The premise is simple enough and it plays into the home-invasion sub-genre nicely, however the plot takes a sudden turn around the 30-minute mark and turns the story on its head, unleashing a controversial and totally unexpected tale of brutality. To say more would be to spoil the fun; suffice to say that Better Watch Out is an unusual and refreshing entry into the Christmas horror genre that flaunts with tradition and throws conventions out the window.
The first striking element to the film is its production design. Despite being an Australian co-production, shot in Sydney, featuring three Aussie leads actors, the movie presents a very American Christmas atmosphere with a winter-wonderland setting, complete with snow-lined streets and festively decorated houses. As with all good holiday horrors, this lends the movie a wonderful ambience and a vibrant juxtaposition as the carnage unfolds.
The other striking quality to the film is its lighting design. Director Chris Peckover opts for a fully lit home environment, relying on darkness for as little time as possible, and brings his villain from out of the shadows, where they take the centre stage in a bold and confronting way. This surprise element, in turn, defies many of the clichÃ©s and tropes within the film, and deflects the viewers’ attention away from some of his tricks. It’s a very different Christmas movie indeed.
Miller, DeJonge and Oxenbould are, without question, stars of the future and Better Watch Out gives them further opportunity to break free of their family-friendly restraints to showcase their capacity for mature material. DeJonge and Oxenbould previously starred together in M. Night Shyamalan’s The Visit and their chemistry on screen is well established, while Miller’s Hollywood-bound trajectory is proof enough of his talent and fantastic on-screen presence. To throw added weight to the casting, the parents are played by Virginia Madsen and Patrick Wurburton, whose roles, despite being relegated to bookends, are integral to the film’s tone. There’s a sense that they both appreciate the outrageous and controversial nature of the film, and they embrace the material with relish.
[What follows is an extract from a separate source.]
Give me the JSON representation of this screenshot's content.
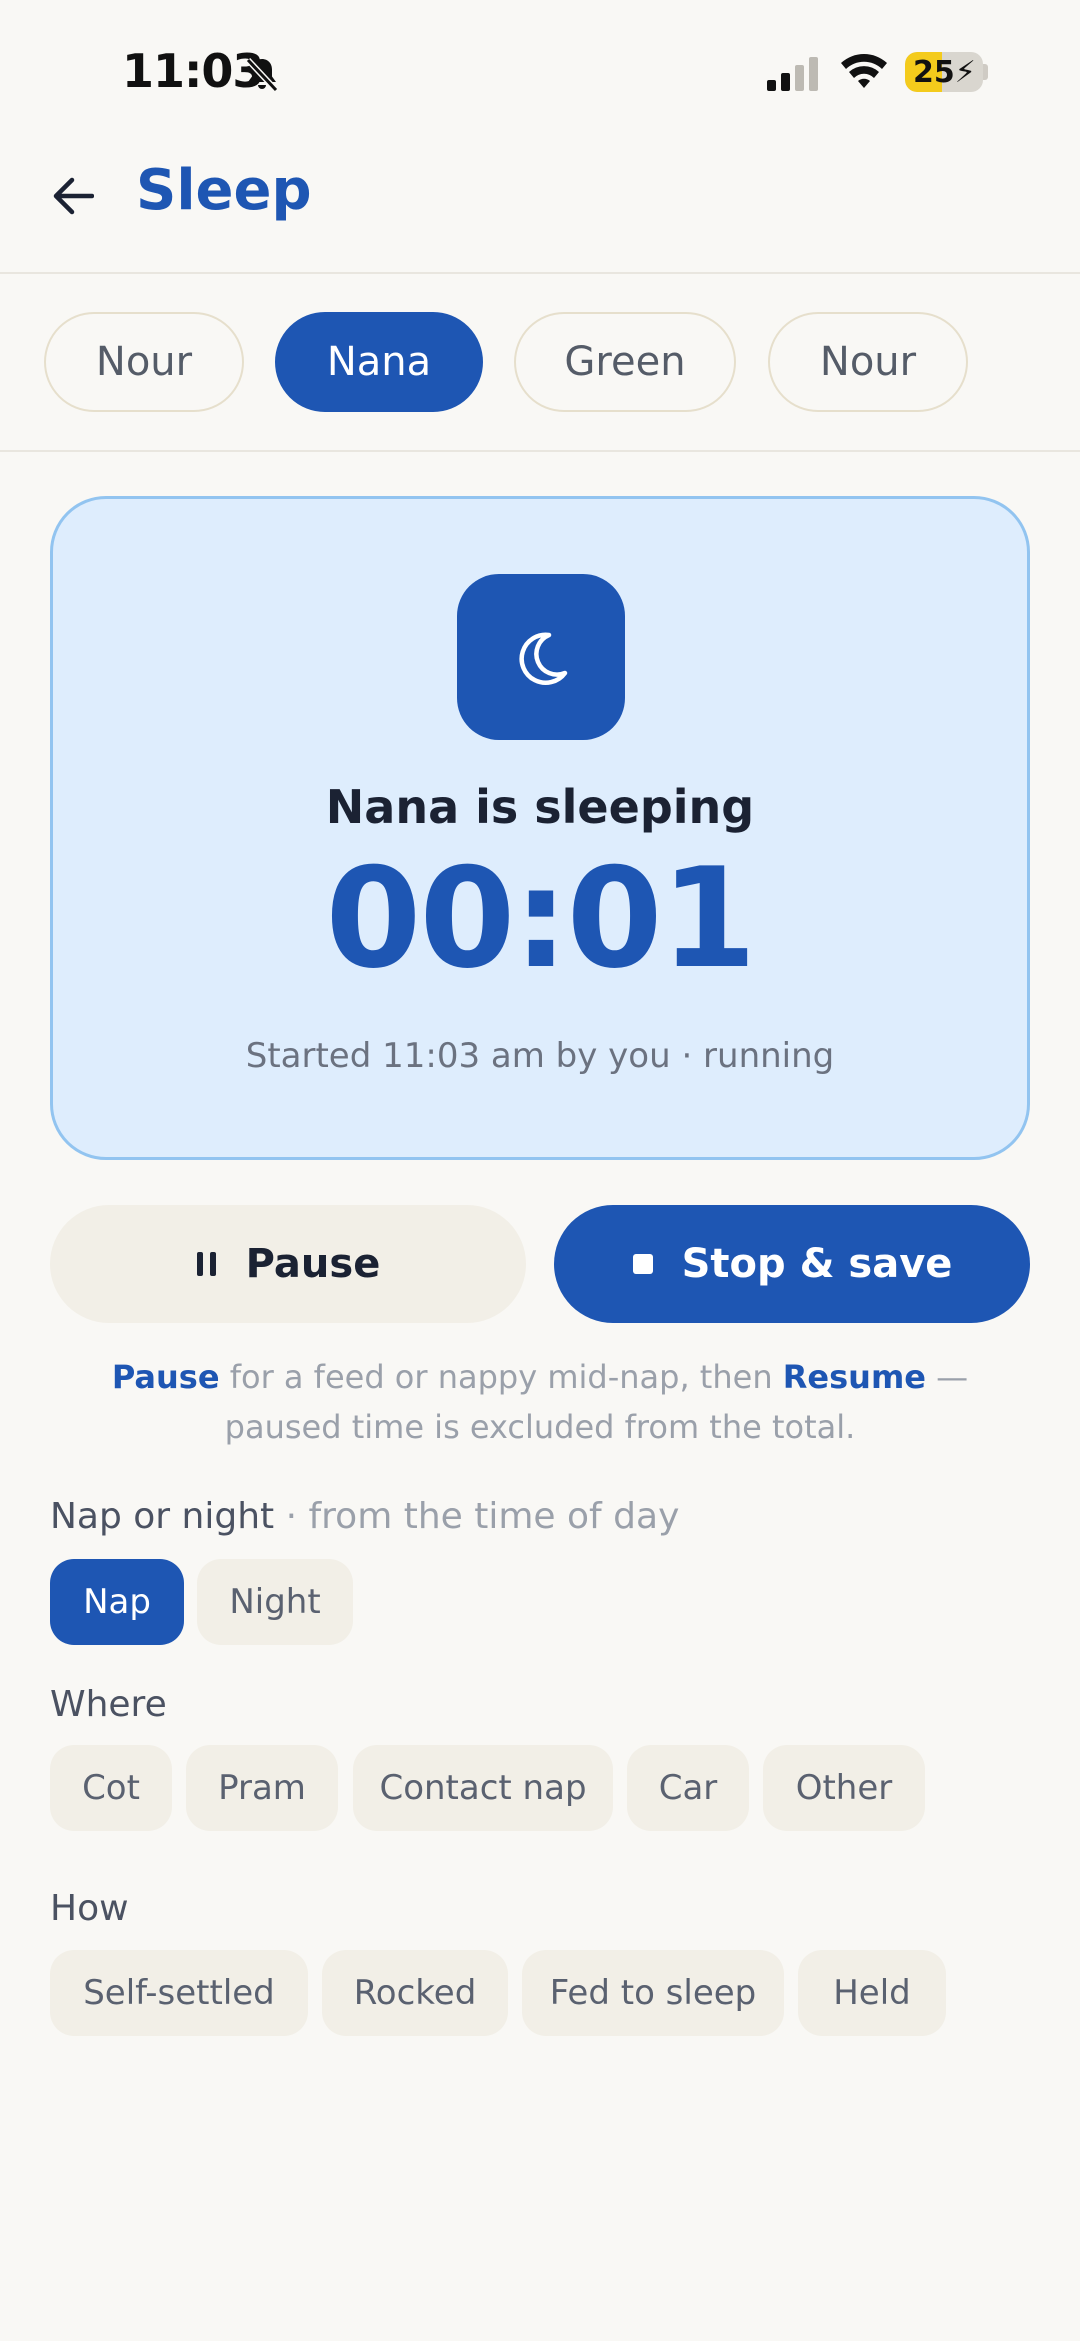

Home Alone meets Funny Games is the best way to describe Better Watch Out. Had the film’s actual premise been revealed in its marketing campaign, there’s no doubt that we’d be looking at a shit-storm of parental outrage similar to the furore that dogged Silent Night, Deadly Night back in the 80s. Here’s hoping that we’re looking at another Christmas classic in years to come.
SCREEN REALM SCORE: â˜…â˜…â˜…â˜…â˜†